The fragile human takeaway
If we could have weathered the brutal blow to our energy, transportation, and manufacturing sectors decisively last February, would Russia’s invasion of Ukraine have been ground to a halt much faster? Before Russia could realign its energy sector, the core of its war chest and key to its future as a regional power, in a way that might further destabilize global markets?
Perhaps, but the “if” in this hypothetical is fairly extreme. That would have been an almost impossible ask of the world in February 2022, still so delicately re-emerging from the COVID-19 pandemic’s greatest economic shocks.
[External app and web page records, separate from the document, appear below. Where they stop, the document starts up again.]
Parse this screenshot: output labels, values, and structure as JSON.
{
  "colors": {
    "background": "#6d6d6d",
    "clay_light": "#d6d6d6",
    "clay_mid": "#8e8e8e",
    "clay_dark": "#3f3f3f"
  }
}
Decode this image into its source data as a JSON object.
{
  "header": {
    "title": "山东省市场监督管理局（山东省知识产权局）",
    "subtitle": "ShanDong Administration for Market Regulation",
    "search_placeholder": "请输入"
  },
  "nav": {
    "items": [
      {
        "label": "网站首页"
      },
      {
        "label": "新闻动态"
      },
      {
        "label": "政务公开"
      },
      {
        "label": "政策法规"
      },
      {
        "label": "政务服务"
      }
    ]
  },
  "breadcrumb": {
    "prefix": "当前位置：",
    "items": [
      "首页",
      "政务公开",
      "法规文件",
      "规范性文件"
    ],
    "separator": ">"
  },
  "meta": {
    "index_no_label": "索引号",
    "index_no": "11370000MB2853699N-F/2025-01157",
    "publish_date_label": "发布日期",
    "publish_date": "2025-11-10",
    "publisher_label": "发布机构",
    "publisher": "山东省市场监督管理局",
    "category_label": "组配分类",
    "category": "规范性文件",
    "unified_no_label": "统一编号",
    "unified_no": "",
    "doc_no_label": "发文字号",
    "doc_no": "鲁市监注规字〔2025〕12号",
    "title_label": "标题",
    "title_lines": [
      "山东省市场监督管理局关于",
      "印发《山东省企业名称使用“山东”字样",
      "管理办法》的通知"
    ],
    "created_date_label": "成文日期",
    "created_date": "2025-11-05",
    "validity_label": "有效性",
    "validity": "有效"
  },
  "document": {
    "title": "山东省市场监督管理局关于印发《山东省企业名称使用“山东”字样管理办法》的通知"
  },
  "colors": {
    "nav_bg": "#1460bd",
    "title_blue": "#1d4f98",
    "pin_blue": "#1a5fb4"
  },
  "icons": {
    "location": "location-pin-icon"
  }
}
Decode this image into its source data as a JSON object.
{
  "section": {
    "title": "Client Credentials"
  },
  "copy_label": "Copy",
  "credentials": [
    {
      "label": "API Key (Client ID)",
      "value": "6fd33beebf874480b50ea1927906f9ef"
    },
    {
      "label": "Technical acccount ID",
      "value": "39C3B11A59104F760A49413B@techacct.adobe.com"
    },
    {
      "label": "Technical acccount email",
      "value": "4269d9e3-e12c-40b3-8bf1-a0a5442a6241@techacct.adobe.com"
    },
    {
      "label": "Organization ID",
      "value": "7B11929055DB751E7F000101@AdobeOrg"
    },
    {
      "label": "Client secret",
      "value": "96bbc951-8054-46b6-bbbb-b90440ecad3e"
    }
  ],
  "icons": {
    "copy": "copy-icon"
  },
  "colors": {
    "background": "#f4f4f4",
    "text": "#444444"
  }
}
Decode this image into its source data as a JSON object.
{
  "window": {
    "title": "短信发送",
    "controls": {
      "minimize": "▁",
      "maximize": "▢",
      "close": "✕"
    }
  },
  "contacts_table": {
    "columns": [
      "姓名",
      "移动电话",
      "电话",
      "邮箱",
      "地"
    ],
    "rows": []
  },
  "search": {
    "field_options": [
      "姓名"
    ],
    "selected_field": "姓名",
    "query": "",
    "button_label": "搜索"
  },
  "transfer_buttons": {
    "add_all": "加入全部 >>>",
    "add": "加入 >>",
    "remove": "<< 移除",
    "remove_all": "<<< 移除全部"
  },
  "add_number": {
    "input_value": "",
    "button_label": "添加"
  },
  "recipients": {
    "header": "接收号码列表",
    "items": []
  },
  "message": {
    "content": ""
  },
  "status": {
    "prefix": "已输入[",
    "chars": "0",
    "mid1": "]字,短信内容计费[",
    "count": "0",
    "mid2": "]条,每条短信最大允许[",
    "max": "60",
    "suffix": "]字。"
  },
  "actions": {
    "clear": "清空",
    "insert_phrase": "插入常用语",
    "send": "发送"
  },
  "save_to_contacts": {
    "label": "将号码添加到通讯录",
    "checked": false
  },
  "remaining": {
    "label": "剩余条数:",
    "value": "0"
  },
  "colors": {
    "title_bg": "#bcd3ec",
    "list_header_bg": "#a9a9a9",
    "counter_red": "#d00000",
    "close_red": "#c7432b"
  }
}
Our world is far more interconnected than nation-state borders often suggest, and every bit as complicated as illustrated by the failure of our “experts” to come up with perfect solutions to the encroachment of specific leaders on our peace.
At some point, we will have to reckon as a species with how little it serves us to think about our economies in discrete national units, and how much a world run on petroleum opens itself to vulnerabilities such as we’ve seen in the last year.
For now though, these late-stage oil sanctions may well be the best we could have done—and also, they might not be good enough.
What can we do, going forward, if willing to face all these inadequacies head on?